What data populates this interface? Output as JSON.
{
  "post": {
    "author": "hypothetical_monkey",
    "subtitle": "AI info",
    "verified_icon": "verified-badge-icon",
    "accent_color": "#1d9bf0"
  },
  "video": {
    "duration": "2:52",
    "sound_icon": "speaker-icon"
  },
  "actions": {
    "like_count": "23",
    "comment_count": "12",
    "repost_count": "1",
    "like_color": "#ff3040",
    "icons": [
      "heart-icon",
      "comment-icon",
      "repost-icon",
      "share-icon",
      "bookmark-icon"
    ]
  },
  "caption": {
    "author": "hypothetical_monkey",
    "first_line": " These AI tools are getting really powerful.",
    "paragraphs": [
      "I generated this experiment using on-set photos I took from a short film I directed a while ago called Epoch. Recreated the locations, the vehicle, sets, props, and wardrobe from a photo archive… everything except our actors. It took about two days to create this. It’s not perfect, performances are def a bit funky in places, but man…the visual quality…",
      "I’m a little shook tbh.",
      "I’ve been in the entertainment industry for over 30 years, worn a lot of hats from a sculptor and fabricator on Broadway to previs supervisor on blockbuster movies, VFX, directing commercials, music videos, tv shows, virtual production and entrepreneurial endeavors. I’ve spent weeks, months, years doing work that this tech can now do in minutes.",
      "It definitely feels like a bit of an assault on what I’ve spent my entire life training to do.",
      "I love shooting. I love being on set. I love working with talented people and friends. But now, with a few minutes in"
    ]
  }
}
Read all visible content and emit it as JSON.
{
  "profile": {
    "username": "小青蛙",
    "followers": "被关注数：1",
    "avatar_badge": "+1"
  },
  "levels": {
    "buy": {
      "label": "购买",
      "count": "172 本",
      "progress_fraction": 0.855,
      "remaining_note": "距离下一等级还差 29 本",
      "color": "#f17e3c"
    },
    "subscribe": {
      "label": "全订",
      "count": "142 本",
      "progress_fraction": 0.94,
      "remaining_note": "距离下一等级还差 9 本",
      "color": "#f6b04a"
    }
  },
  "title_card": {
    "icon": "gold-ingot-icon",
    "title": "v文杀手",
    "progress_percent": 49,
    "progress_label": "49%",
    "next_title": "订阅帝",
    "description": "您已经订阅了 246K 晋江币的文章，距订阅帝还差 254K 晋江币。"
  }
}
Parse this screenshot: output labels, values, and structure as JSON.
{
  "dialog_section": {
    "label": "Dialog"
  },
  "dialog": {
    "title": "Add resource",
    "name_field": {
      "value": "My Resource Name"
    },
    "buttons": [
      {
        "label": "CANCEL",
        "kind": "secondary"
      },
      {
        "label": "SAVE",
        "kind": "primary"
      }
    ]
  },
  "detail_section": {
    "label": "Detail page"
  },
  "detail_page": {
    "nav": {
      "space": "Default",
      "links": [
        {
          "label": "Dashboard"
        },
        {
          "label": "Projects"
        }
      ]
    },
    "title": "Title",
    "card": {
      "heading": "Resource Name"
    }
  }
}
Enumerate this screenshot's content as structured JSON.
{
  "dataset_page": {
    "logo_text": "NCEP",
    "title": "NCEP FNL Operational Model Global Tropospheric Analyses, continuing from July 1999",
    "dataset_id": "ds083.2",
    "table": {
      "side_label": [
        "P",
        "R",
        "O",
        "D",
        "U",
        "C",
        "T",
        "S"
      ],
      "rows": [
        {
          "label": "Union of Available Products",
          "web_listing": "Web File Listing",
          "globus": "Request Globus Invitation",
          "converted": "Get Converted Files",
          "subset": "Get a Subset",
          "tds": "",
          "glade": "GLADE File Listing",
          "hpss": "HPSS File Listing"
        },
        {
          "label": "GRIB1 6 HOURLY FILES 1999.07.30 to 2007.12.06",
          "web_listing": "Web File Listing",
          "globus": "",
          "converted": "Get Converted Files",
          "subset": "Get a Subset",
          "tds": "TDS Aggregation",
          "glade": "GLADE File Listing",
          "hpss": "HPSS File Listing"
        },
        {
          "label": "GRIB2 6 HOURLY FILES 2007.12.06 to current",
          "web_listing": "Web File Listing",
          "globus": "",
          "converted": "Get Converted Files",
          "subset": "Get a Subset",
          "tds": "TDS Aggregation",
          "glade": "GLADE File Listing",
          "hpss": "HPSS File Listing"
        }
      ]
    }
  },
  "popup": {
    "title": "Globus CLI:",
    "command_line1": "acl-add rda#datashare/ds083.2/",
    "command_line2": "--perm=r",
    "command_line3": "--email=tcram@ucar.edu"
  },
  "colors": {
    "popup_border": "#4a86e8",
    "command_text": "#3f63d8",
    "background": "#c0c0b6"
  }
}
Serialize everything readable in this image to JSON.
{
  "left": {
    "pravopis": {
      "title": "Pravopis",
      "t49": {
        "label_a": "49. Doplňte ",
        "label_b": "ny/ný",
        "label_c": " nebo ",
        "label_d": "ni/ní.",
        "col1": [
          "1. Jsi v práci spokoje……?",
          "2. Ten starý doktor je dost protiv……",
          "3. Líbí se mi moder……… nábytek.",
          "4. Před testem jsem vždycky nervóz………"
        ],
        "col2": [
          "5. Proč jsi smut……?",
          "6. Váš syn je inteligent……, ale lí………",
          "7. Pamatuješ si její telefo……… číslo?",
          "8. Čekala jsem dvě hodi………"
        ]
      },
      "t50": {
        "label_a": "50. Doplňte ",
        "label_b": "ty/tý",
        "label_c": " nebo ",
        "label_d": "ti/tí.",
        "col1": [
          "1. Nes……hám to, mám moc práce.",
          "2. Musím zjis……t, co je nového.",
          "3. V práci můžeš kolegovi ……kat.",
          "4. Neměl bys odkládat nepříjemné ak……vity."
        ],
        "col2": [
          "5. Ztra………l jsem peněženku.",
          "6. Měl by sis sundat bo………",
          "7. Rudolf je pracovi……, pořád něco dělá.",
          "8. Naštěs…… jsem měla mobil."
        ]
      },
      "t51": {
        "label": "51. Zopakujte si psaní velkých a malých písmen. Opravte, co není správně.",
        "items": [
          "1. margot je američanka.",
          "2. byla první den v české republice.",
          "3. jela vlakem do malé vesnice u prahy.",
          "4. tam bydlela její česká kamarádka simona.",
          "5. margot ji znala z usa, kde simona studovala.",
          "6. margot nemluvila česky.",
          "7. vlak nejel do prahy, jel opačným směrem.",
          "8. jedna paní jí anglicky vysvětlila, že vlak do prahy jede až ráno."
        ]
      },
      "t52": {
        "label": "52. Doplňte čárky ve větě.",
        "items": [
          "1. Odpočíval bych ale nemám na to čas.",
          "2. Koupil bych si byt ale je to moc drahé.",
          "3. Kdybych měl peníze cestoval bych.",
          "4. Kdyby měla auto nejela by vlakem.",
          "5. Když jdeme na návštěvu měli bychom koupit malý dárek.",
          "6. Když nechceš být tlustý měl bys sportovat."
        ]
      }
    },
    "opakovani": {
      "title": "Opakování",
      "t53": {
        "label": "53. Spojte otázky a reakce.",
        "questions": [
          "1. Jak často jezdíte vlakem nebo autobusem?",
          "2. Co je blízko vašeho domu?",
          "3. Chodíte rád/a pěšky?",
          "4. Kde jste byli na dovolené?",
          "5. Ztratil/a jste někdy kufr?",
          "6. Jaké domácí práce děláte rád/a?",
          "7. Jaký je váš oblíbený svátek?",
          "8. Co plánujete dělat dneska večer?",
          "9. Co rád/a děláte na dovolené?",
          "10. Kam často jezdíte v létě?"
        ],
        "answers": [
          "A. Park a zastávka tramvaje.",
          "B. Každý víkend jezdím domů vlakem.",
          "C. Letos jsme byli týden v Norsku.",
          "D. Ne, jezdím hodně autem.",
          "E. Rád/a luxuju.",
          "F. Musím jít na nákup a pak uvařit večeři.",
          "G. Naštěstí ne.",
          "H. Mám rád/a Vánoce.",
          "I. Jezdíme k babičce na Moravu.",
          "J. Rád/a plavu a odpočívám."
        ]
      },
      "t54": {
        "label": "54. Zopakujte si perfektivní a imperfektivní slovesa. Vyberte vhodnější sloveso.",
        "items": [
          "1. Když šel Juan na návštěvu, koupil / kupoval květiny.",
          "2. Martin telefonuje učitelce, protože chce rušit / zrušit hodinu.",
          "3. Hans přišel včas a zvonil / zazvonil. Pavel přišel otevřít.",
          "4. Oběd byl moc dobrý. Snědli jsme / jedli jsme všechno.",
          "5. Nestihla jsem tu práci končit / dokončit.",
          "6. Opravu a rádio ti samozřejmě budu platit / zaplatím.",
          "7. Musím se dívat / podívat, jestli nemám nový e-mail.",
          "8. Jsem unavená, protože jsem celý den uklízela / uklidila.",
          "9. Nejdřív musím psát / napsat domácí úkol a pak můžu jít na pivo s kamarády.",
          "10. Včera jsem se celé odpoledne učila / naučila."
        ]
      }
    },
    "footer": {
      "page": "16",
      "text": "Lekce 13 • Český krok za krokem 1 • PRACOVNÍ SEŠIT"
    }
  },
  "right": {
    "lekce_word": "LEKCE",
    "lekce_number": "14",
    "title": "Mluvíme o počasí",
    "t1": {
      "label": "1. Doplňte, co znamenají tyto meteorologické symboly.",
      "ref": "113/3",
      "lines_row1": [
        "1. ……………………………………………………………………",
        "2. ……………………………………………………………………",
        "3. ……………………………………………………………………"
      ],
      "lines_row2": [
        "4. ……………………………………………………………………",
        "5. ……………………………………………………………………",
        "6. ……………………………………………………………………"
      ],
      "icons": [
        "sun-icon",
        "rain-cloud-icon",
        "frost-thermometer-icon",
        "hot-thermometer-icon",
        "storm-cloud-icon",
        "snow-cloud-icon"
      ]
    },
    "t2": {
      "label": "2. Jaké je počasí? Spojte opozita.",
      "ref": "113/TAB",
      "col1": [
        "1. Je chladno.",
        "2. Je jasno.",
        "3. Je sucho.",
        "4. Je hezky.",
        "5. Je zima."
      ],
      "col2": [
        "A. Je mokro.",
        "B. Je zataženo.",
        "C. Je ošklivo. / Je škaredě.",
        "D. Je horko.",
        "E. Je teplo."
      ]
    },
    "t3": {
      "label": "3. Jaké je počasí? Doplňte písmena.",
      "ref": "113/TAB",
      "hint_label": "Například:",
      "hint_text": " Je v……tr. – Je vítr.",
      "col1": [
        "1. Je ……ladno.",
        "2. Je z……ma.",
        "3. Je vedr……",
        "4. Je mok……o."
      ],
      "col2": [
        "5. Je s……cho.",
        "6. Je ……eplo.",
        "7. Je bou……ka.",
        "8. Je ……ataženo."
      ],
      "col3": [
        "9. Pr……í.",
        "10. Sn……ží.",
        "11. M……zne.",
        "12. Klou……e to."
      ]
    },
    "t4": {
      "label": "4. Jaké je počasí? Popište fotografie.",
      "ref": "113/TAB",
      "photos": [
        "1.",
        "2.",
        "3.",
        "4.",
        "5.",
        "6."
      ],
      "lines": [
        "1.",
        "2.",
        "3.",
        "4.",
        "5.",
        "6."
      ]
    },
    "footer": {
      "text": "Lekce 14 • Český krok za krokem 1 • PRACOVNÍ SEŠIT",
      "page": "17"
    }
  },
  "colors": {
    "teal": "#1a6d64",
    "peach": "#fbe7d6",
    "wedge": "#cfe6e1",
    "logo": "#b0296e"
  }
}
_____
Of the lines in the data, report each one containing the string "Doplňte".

## RESPONSE TO THIS TASK:
        "label_a": "49. Doplňte ",
        "label_a": "50. Doplňte ",
        "label": "52. Doplňte čárky ve větě.",
      "label": "1. Doplňte, co znamenají tyto meteorologické symboly.",
      "label": "3. Jaké je počasí? Doplňte písmena.",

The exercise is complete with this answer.